I just saw this article in the WSJ, including excerpts from a lengthy interview with Olli Henonen. I find it shocking how he goes after his former IAEA colleagues, criticizing them for their “missteps” on both Iran and Syria.  He even says that they developed the equivalent of “Stockholm Syndrome” with regard to these nations, and that this somehow explains why they were so kid-gloved in their treatment of Iran and Syria. Wow. That’s a pretty bold and offensive allegation to make about both DG ElBaradei and DG Blix.

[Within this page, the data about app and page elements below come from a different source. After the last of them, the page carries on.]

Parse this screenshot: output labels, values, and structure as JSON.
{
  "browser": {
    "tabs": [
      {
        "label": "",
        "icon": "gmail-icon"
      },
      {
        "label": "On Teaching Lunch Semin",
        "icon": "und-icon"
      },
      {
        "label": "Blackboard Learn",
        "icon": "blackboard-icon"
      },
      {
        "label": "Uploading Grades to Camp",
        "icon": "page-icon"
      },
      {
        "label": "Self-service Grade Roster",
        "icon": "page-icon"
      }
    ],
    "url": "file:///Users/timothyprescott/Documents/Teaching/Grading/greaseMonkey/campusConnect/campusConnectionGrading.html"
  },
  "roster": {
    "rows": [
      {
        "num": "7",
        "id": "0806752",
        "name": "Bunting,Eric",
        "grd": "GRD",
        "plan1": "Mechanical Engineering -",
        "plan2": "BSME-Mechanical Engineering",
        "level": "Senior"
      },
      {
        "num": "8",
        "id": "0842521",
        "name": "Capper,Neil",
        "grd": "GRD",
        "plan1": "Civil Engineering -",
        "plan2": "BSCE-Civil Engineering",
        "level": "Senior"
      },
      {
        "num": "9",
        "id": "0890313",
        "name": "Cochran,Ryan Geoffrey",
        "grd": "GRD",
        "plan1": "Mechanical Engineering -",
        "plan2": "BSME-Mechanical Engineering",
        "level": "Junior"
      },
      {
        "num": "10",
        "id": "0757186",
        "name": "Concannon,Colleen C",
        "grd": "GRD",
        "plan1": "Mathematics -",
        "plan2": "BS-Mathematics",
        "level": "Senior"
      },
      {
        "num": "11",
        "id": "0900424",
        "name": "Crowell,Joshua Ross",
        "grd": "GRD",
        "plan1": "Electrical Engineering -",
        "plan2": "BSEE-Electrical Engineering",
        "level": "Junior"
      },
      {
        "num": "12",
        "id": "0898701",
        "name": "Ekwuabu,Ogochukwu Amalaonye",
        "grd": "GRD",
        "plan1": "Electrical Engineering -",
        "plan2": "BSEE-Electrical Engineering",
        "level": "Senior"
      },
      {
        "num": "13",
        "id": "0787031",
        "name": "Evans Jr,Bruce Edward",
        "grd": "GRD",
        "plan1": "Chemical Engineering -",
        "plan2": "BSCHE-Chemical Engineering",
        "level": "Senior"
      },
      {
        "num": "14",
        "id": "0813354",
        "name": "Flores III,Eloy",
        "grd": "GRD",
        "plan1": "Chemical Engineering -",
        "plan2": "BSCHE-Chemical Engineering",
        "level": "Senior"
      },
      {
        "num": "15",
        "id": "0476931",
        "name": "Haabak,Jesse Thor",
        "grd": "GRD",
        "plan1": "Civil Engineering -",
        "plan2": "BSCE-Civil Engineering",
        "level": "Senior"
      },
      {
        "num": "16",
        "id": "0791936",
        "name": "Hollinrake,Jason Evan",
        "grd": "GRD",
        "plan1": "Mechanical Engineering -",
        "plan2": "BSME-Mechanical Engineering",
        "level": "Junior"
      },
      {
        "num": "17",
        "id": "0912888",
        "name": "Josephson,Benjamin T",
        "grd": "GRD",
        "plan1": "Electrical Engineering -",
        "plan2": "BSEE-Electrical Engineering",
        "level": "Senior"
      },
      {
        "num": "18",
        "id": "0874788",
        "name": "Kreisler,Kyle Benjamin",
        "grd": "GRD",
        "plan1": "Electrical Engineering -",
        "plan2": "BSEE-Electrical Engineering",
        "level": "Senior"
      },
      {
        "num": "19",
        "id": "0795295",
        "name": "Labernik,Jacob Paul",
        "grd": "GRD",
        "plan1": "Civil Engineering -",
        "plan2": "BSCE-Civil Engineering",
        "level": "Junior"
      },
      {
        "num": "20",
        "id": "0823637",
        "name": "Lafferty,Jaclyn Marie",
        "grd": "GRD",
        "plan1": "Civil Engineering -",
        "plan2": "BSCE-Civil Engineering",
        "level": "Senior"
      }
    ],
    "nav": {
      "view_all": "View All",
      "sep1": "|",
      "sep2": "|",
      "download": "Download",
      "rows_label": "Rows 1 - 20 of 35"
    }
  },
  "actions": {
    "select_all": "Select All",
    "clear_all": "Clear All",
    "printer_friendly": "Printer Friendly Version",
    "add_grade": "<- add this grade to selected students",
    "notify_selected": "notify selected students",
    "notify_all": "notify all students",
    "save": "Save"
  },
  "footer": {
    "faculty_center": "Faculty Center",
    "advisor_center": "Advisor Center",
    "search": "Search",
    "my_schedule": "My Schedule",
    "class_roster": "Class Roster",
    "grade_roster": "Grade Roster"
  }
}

What comes across to me in this article is a picture of Heinonen as the one with biases of mysterious origin. He comes across as hawkish, with the kind of inexplicable, discriminatory focus of attention on Arab/Persian countries in the ME (to be fair, he’s also worried about Pakistan), and a set of unfounded but deeply held suspicions, and similarly unfounded speculations of an exclusively negative quality, that one usually hears from US government officials and the DC nonproliferation community.  Not the ideological company I would have expected the veteran Finnish diplomat to keep. But one’s true colors are one’s true colors. And I think that Heinonen is clearly showing them here, and that he wants to tell the world loud and clear what he thinks about his former bosses at the IAEA – like Nobel Peace Prize winner DG Elbaradei – whose fault it is that Iran has reached a point of industrial and scientific capacity that Japan, Germany, South Africa, Brazil, India, Israel, and South Korea also have, to name a few. But of course, we don’t need to worry about any of them.

Kazakhstan Meeting between the P5+1 and Iran

Like many, I have been quite pleasantly surprised and heartened by the relatively positive reports coming out of the meeting between Iran and the P5+1 in Almaty, Kazakhstan this week.  It does appear that there has been some sense and prudence displayed among the P5+1 in actually making some meaningful concessions in the kinds of sanctions relief they are now putting on the table. This could well be the first step toward a diplomatic resolution of the current crisis, if – and this is a big if – both sides can continue displaying good sense, pragmatism and positivity. We know from sad experience in this and other diplomatic contexts that auspicious beginnings often produce disappointing results. On this subject, see this insightful analysis by Paul Pillar.